Myths and Mythconceptions: What does it mean to be a programming language, anyhow?
Modern software is embedded in sociotechnical and physical systems. It relies on computational support from interdependent subsystems as well as non-code resources such as data, communications, sensors, and interactions with humans. General-purpose programming languages and mainstream programming language research both focus on symbolic notations with well-defined semantics that are used by professionals to create correct solutions to precisely-specified problems. However, these address only a modest portion of this modern software.
Persistent myths reinforce this focus. These myths provide a lens for examining modern software: Highly-trained professionals are outnumbered by vernacular developers; writing new code is dominated by composition of ill-specified software and non-software components; general-purpose languages and functional correctness are often less appropriate than domain-specific languages and fitness for task; and reasoning about software is challenged by uncertainty and non-determinism in the execution environment, especially with the advent of systems that rely on machine learning. The lens of our persistent myths illuminates emerging opportunities and challenges for programming language research.
Mary Shaw once designed traditional general-purpose programming languages, even languages with support for formal specification and verification, but realized that the real action is in the high-level organization of systems and turned to architecture description languages, whereupon the High Church of Programming Languages read her out as a heretic. In this journey to apostasy she
- accepted aliasing as dangerous but not evil, in the late 1970’s
- renounced belief in the assignment axiom, in the late 1970’s
- realized that types were added to programming languages to document broad intent and provide early warning of problems in execution, in the early 1980’s
- never accepted objects as the one and true path
- disavowed complete formally verified specifications of correctness, in the mid 1980’s
- embraced little languages for lightweight programming, in the late 1980’s
- decided that the right abstractions are more important than formal elegance and so espoused first-class architectural connectors, in the early 1990’s
- acknowledged that cost-effectiveness in context has higher priority than pure correctness, in the mid 1990’s

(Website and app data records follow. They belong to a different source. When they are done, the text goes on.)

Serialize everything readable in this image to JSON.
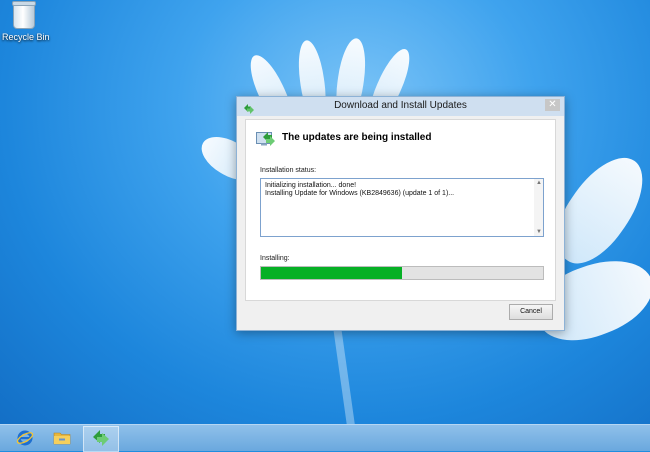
{
  "desktop": {
    "icons": [
      {
        "label": "Recycle Bin",
        "icon": "recycle-bin-icon"
      }
    ]
  },
  "dialog": {
    "title": "Download and Install Updates",
    "close_symbol": "✕",
    "heading": "The updates are being installed",
    "status_label": "Installation status:",
    "status_lines": [
      "Initializing installation... done!",
      "Installing Update for Windows (KB2849636) (update 1 of 1)..."
    ],
    "installing_label": "Installing:",
    "progress_percent": 50,
    "cancel_label": "Cancel"
  },
  "taskbar": {
    "items": [
      {
        "icon": "internet-explorer-icon"
      },
      {
        "icon": "file-explorer-icon"
      },
      {
        "icon": "windows-update-icon",
        "active": true
      }
    ]
  },
  "colors": {
    "progress": "#06b025",
    "desktop": "#1f8ee0",
    "titlebar": "#cfdff0"
  }
}
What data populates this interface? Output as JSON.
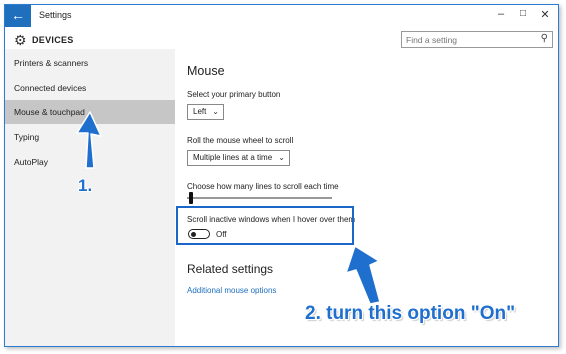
{
  "window": {
    "title": "Settings",
    "controls": {
      "minimize": "–",
      "maximize": "□",
      "close": "✕"
    }
  },
  "header": {
    "icon": "gear-icon",
    "title": "DEVICES",
    "search_placeholder": "Find a setting"
  },
  "sidebar": {
    "items": [
      {
        "label": "Printers & scanners",
        "selected": false
      },
      {
        "label": "Connected devices",
        "selected": false
      },
      {
        "label": "Mouse & touchpad",
        "selected": true
      },
      {
        "label": "Typing",
        "selected": false
      },
      {
        "label": "AutoPlay",
        "selected": false
      }
    ]
  },
  "main": {
    "heading": "Mouse",
    "primary_button_label": "Select your primary button",
    "primary_button_value": "Left",
    "scroll_wheel_label": "Roll the mouse wheel to scroll",
    "scroll_wheel_value": "Multiple lines at a time",
    "lines_label": "Choose how many lines to scroll each time",
    "lines_slider_level": 0.03,
    "inactive_scroll_label": "Scroll inactive windows when I hover over them",
    "inactive_scroll_state": "Off",
    "related_heading": "Related settings",
    "additional_link": "Additional mouse options"
  },
  "annotations": {
    "step1": "1.",
    "step2": "2. turn this option \"On\"",
    "color": "#1f6fce"
  },
  "colors": {
    "accent": "#1f6fbd",
    "sidebar_bg": "#f2f2f2",
    "sidebar_selected": "#c6c6c6"
  }
}
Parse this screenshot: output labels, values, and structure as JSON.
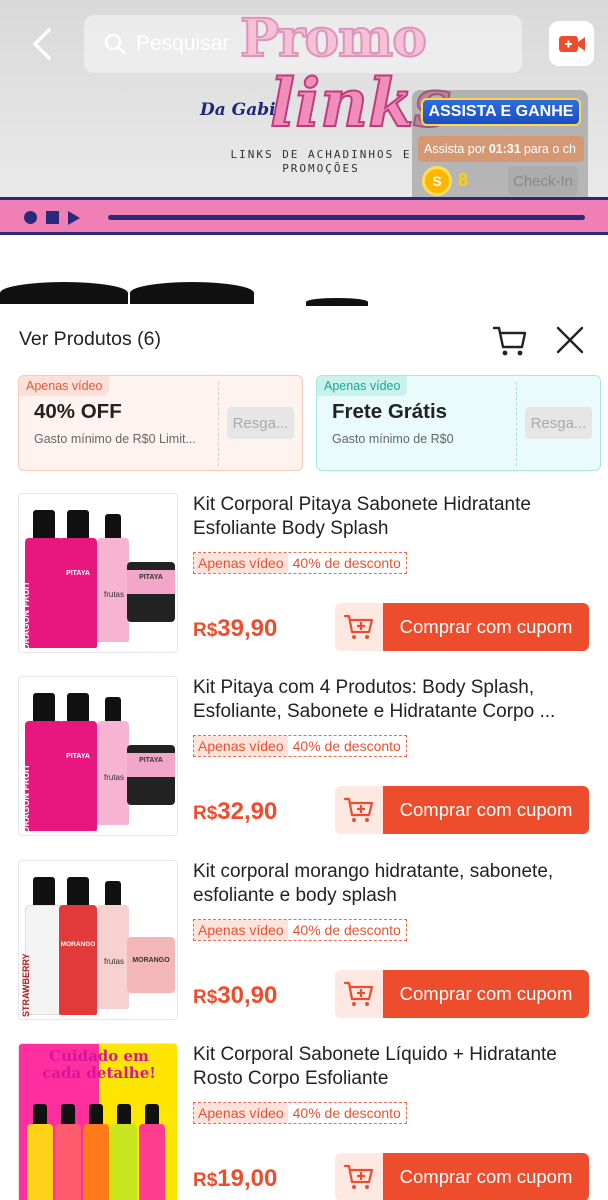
{
  "search": {
    "placeholder": "Pesquisar"
  },
  "banner": {
    "logo_word1": "Promo",
    "logo_word2": "links",
    "logo_sub": "Da Gabi",
    "logo_tagline": "LINKS DE ACHADINHOS E PROMOÇÕES"
  },
  "watch": {
    "title": "ASSISTA E GANHE",
    "timer_prefix": "Assista por",
    "timer_value": "01:31",
    "timer_suffix": "para o ch",
    "coin_symbol": "S",
    "coins": "8",
    "checkin_label": "Check-In"
  },
  "sheet": {
    "title": "Ver Produtos (6)"
  },
  "coupons": [
    {
      "tag": "Apenas vídeo",
      "title": "40% OFF",
      "subtitle": "Gasto mínimo de R$0 Limit...",
      "claim": "Resga..."
    },
    {
      "tag": "Apenas vídeo",
      "title": "Frete Grátis",
      "subtitle": "Gasto mínimo de R$0",
      "claim": "Resga..."
    }
  ],
  "products": [
    {
      "name": "Kit Corporal Pitaya Sabonete Hidratante Esfoliante Body Splash",
      "badge": "Apenas vídeo",
      "discount": "40% de desconto",
      "currency": "R$",
      "price": "39,90",
      "button": "Comprar com cupom"
    },
    {
      "name": "Kit Pitaya com 4 Produtos: Body Splash, Esfoliante, Sabonete e Hidratante Corpo ...",
      "badge": "Apenas vídeo",
      "discount": "40% de desconto",
      "currency": "R$",
      "price": "32,90",
      "button": "Comprar com cupom"
    },
    {
      "name": "Kit corporal morango hidratante, sabonete, esfoliante e body splash",
      "badge": "Apenas vídeo",
      "discount": "40% de desconto",
      "currency": "R$",
      "price": "30,90",
      "button": "Comprar com cupom"
    },
    {
      "name": "Kit Corporal Sabonete Líquido + Hidratante Rosto Corpo Esfoliante",
      "badge": "Apenas vídeo",
      "discount": "40% de desconto",
      "currency": "R$",
      "price": "19,00",
      "button": "Comprar com cupom"
    }
  ],
  "product_art": [
    {
      "label": "DRAGON FRUIT",
      "label2": "PITAYA",
      "label3": "frutas",
      "bottle_color": "#e8177f",
      "jar_label": "PITAYA"
    },
    {
      "label": "DRAGON FRUIT",
      "label2": "PITAYA",
      "label3": "frutas",
      "bottle_color": "#e8177f",
      "jar_label": "PITAYA"
    },
    {
      "label": "STRAWBERRY",
      "label2": "MORANGO",
      "label3": "frutas",
      "bottle_color": "#e23a3a",
      "jar_label": "MORANGO"
    },
    {
      "label": "Cuidado em cada detalhe!",
      "label2": "",
      "label3": "",
      "bottle_color": "#ff7a18",
      "jar_label": ""
    }
  ],
  "colors": {
    "accent": "#ee4d2d",
    "pink": "#f07fb6",
    "navy": "#2a2a78"
  }
}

- recognized that most code doesn’t matter enough to need rigorous validation, around the turn of the century
- anticipates more heresies yet to come
Sun 20 JunDisplayed time zone: Eastern Time (US & Canada) change
09:00 - 11:45
|Welcome to HOPL IV Conference|
|Myths and Mythconceptions: What does it mean to be a programming language, anyhow?|
K: Mary Shaw Carnegie Mellon University
|History of Coarrays and SPMD Parallelism in Fortran|
John Reid JKR Associates and Rutherford Appleton Laboratory, Bill Long Cray Inc., Jon Steidel Intel Inc.DOI